The fourth book in the A Time to… Star Trek: TNG series.

Publication year: 2004
Format: print
Page count: 332 plus a short preview of the next book
Publisher: Pocket Books

In the previous book the Enterprise-E was sent to explore a region of space where the Admiralty though they would find only the ruins of a dead civilization. Instead the crew found the Dokaalans who had survived their homeworld’s destruction and are now living in a few mining colonies among the asteroids near their former planet. Because the asteroid field had has lots of radiation, Enterprise’s systems aren’t working properly. Still, when the crew noticed that one of the colonies was in danger, they sprang to action and tried to save as many as they could. The Dokaalans were grateful even if some of them were suspicious of the mighty starship which had technology the Dokaalan’s haven’t even dreamt about.

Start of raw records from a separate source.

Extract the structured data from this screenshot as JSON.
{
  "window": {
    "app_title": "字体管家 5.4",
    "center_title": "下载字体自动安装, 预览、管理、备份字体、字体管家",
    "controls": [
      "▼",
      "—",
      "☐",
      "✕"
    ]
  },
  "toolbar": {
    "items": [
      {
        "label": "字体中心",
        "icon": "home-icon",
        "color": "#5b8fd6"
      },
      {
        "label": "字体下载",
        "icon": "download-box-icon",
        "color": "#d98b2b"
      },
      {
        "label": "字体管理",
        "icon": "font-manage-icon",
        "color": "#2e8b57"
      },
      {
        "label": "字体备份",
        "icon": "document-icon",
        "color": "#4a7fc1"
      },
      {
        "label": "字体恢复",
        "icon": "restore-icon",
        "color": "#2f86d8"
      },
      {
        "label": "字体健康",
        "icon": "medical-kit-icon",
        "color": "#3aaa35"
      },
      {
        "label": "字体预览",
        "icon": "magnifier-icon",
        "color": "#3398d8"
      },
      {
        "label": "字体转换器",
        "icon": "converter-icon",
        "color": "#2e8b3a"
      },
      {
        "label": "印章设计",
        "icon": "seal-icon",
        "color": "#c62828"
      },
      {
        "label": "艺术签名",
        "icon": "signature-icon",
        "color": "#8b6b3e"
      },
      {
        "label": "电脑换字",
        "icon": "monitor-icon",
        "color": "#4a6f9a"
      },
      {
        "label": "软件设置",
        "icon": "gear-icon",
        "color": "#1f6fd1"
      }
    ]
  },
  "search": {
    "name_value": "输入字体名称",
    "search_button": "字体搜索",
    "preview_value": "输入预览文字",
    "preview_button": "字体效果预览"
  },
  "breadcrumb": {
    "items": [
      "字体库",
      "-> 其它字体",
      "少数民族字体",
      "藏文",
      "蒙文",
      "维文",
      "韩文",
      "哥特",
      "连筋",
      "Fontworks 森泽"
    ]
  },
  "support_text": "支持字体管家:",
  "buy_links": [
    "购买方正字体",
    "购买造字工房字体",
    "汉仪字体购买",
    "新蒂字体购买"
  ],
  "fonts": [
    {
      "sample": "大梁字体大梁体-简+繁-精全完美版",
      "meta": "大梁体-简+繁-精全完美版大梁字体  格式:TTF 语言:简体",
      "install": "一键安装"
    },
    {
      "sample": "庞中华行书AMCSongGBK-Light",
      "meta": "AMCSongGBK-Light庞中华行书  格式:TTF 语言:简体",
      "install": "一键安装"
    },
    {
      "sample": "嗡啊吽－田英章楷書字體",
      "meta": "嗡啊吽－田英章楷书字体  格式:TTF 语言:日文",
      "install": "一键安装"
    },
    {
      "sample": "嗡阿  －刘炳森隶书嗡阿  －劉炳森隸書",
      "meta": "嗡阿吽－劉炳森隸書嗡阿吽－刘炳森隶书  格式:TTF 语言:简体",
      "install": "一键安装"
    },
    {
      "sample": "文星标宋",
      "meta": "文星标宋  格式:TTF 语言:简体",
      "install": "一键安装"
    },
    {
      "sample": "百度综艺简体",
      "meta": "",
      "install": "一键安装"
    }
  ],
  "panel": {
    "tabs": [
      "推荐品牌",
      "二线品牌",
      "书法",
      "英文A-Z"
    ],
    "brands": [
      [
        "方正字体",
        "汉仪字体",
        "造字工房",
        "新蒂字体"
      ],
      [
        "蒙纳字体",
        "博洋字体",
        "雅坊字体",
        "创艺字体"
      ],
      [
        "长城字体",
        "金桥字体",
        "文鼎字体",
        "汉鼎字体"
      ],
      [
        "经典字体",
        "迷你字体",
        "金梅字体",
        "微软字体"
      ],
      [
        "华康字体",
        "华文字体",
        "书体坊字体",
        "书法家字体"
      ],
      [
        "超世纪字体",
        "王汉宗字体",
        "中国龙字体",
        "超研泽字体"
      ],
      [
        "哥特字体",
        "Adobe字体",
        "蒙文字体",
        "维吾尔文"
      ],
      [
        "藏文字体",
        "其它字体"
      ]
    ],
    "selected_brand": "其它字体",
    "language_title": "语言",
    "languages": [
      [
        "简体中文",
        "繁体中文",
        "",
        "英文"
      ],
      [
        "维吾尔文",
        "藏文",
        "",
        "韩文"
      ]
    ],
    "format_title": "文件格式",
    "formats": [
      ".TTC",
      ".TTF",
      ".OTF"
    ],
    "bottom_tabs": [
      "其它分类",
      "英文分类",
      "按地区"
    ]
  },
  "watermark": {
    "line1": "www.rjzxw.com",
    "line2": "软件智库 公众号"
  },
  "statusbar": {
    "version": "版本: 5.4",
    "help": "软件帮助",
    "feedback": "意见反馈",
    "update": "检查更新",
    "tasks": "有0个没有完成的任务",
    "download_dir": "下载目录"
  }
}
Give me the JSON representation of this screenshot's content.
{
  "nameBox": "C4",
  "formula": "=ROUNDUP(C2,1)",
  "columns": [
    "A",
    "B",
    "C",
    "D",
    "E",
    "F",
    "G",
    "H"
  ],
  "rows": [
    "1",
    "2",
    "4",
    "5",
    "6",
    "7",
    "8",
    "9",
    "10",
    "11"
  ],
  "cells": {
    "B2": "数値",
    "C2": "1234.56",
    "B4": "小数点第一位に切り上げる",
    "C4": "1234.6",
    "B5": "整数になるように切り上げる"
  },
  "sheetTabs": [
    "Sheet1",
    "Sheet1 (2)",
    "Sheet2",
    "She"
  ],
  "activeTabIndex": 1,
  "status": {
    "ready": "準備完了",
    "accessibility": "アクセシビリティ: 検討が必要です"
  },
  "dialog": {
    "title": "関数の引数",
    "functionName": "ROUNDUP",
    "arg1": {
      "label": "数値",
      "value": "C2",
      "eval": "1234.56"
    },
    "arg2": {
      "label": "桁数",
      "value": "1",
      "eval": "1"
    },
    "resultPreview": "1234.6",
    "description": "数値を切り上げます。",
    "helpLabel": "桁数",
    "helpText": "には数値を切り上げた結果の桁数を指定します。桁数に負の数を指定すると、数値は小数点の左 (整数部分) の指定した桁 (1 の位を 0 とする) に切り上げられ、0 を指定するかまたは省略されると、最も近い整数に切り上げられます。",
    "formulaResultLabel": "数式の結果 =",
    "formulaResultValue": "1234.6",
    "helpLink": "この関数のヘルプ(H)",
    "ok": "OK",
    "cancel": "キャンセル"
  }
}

Since then, Picard and his crew have tried to help any way they can. The Dokaalan’s have shared their most ambitious project: to terraform a nearby planet to suit their needs as a new homeworld.

However, an alien race has infiltrated the Dokaalans using holographic suits. The infiltrators have subtly sabotaged the Dokaalan’s colonies and even the terraforming effort. Now the aliens have even infiltrated the Enterprise and are reading to destroy it if needed.

This book continues the somber mood that the three previous books had. New characters are introduced only to be killed off, Picard is second guessing himself, and the already beleaguered Dokaalans face problems everywhere. The characters also angst a lot over previous decisions which I thought was unnecessary, especially for such experienced officers as Picard, Riker, and Crusher.

The Dokaalans seems to be very resilient species. Most of their race died when their homeworld was destroyed by a natural disaster but the survivors managed to build lives on the asteroid mining colonies which had been meant to be temporary. Their resources were limited and their space technology is rudimentary, and the Enterprise crew compares it to Earth’s early 21th century technology. Still, the Dokaalans have started the terraforming project which would take centuries to finish. They seem to accept the Enterprise crew pretty easily considering that until the Enterprise showed up, they had no idea other people than their own even existed. However, the Dokaalans have to be very practical. There’s some mention that the more religious thought that the Enterprise had been sent by their god but this wasn’t explored further.

Picard and his crew try to help the Dokaalans as best they can. However, because the radiation limits their technology’s usefulness, they are often frustrated with how little they can do. For example, the teleporters don’t operate and sensors have only limited range. The crew rescues large groups of wounded Dokaalans twice, so the medical staff is featured more than is usual.

We get short chapters from the POV of the infiltrators. The alien aboard the Enterprise is actually unusually moral for his profession; he doesn’t like killing and avoids it. On the other hand, he would destroy the Enterprise if ordered. He also doesn’t expect to be able to leave the ship before that. However, his primary mission is to destroy Data and he manages to shut down the android at the start of the book. These chapters are very effective at bringing the tension level up.

Unfortunately, there’s again a lot of repetition. Previous plot point are told again when the characters mull them over or talk about them, and a couple of times even a couple of previous paragraphs is summed up again which seemed a bit weird.

Like in the previous book, there are a lot of references to earlier TNG episodes and when the crew finds out that there’s an infiltrator in the ship, they muse about the Dominion war and the Founders. This is, of course, a treat to long time fans. Unfortunately, sometimes they slow the pace down and interfere with the story.

The ending wraps up the story nicely.